● YOUR TASK
The response must be made up of the lines in the entries below that contain "progress".

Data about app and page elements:
========================

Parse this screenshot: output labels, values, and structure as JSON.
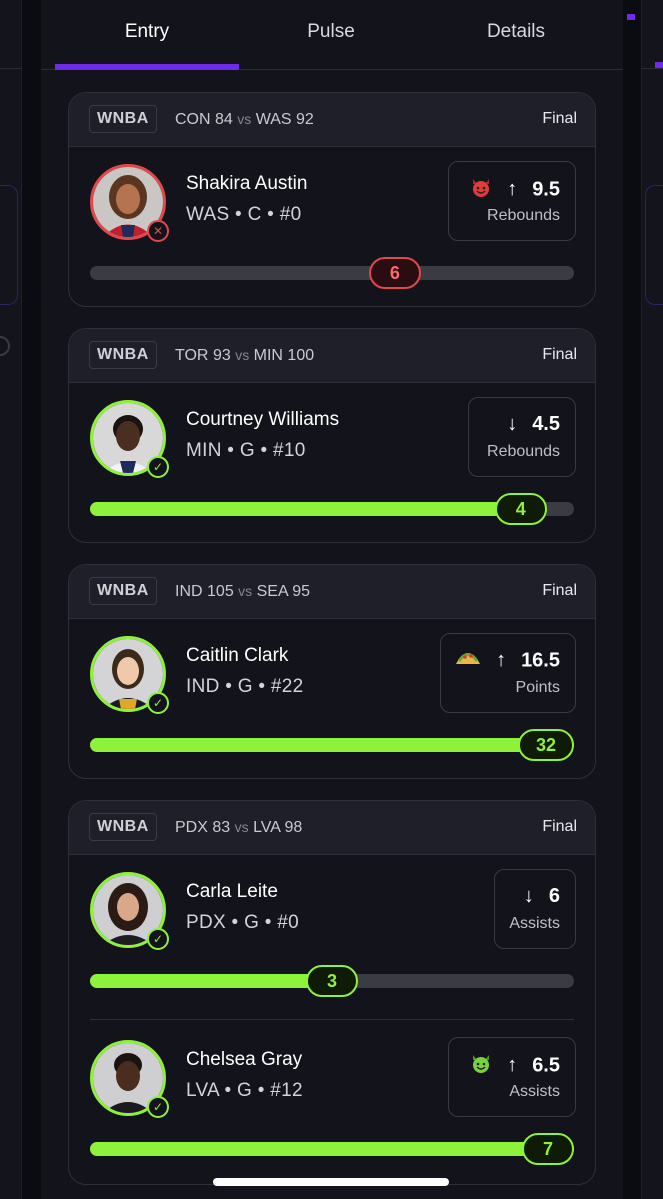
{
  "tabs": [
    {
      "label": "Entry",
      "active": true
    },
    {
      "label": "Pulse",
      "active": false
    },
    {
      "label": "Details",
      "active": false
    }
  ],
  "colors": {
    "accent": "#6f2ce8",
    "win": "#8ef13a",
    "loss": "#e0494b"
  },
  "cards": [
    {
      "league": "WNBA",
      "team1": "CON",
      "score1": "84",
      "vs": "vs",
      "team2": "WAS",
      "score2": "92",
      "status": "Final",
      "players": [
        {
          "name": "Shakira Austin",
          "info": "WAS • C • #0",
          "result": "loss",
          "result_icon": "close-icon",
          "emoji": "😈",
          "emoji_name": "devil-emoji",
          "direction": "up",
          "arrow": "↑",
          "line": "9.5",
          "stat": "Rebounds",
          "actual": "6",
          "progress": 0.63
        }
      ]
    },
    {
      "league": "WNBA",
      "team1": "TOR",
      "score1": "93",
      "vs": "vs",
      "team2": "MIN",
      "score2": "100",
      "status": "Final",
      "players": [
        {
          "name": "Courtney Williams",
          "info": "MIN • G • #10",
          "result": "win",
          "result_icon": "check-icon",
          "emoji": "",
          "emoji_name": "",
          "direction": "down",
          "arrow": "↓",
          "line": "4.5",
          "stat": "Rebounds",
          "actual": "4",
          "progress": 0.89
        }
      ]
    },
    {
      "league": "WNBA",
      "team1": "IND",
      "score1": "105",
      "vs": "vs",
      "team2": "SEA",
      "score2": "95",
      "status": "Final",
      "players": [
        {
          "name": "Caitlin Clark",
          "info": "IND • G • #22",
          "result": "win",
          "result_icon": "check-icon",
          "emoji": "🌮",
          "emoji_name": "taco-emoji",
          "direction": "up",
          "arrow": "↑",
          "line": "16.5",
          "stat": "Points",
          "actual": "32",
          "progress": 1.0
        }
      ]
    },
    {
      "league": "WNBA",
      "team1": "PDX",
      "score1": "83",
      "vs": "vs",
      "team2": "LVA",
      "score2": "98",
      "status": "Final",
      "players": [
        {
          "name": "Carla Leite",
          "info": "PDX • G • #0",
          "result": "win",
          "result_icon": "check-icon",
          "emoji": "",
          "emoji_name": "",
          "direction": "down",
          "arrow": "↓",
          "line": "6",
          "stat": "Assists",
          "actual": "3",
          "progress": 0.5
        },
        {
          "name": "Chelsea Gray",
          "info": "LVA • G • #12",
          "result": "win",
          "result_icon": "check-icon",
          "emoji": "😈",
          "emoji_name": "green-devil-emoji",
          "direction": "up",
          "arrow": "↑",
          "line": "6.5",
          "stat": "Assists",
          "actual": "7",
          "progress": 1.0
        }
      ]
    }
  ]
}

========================

● EXERCISE RESULT
          "progress": 0.63
          "progress": 0.89
          "progress": 1.0
          "progress": 0.5
          "progress": 1.0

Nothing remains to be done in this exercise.